  4. 4. CONFIDENTIAL INFORMATION • Violation of this rule seems to be the most common error when using social media • What may seem funny is probably a violation
  5. 5. “Proper Court Attire” Lawyer Puts Photo of Client’s Leopard Print Underwear on Facebook
  6. 6. Fired, Suspended, Mistrial The consequences of a thoughtless post can be dire! The Public Defender who posted a photo of her client’s underwear suffered all of those consequences, even though no name was mentioned in her post.
  7. 7. EXCEPTION TO MAINTAINING CLIENT CONFIDENCE: A lawyer may reveal information covered by paragraph (a) which the lawyer believes necessary to establish a claim or defense on behalf of the lawyer in a controversy between the lawyer and the client, to establish a defense to a criminal charge or civil claim against the lawyer based upon conduct in which the client was involved, or to respond to allegations in any proceeding concerning the lawyer's representation of the client.
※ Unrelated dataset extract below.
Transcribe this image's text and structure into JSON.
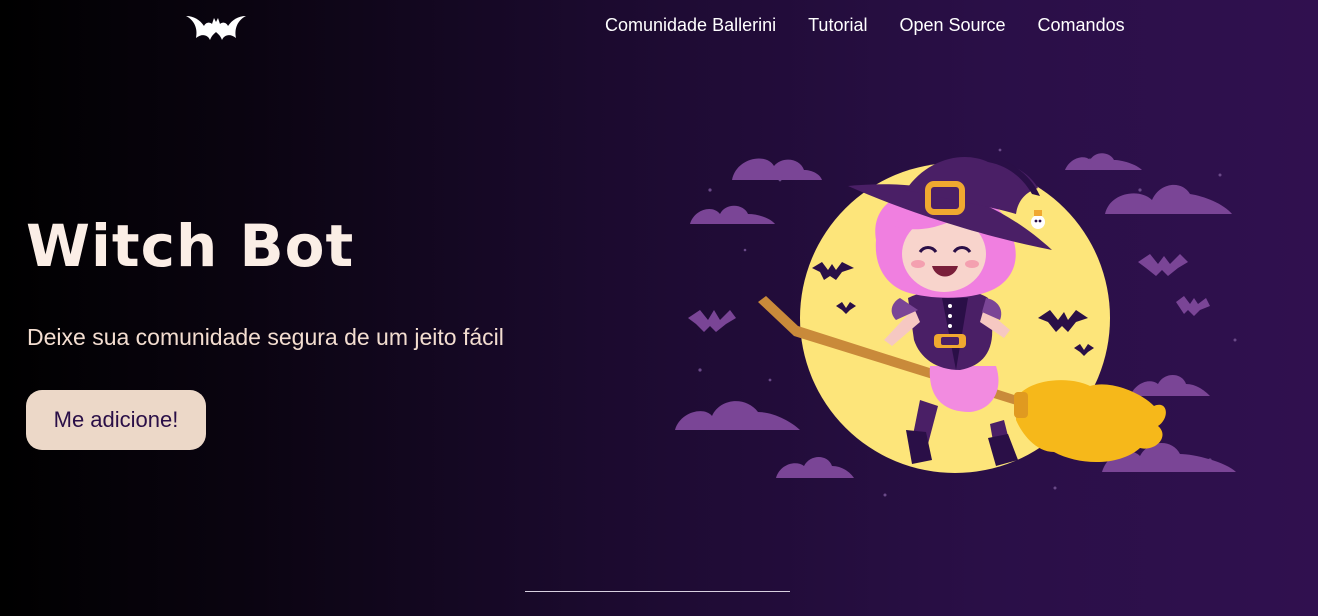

  8. 8. Can you post client confidences in response to a negative post by a client on a consumer social media page under the exception?
  9. 9. NO!
  11. 11. If you feel a response is necessary, make it innocuous
  12. 12. Warn your clients against posts on social media that can hurt their case • An attorney may not advise a client to take down a post or to become inactive to try to hide posts that may be harmful • See Georgia Rule of Professional Conduct 3.4(a)-(b) • Attorney who advised his client to remove a post and hide the evidence fined over half a million dollars!
  13. 13. Counsel your Clients against Thoughtless Facebook Posts
  14. 14. Add the warning to use good judgment on social media to your retainer agreement.
  15. 15. SOCIAL MEDIA Client agrees to exercise good judgment when using any social media, such as Facebook. Client understands that posts on social media are permanent and can have a negative impact on the outcome of the Client’s case. Client further understands that the Firm is not permitted to hide or delete such posts, and that the Client may suffer from adverse consequences if the Client does not exercise good judgment and decorum on social media.
  16. 16. Think before you hit “Post” I would advise against the following:
  17. 17. Is this post within the bounds of Georgia’s Rules of Professional Conduct?
  18. 18. Is this post within the bounds of Georgia’s Professionalism Rules?
  19. 19. What about Avvo? Rule 7.1(a)(2) that says a communication is false, fraudulent or misleading if it is likely to create an unjustified expectation about results the lawyer can achieve . . . .
  20. 20. If you have client recommendations, put a disclaimer that results vary based on the facts and circumstances of the case somewhere on the website.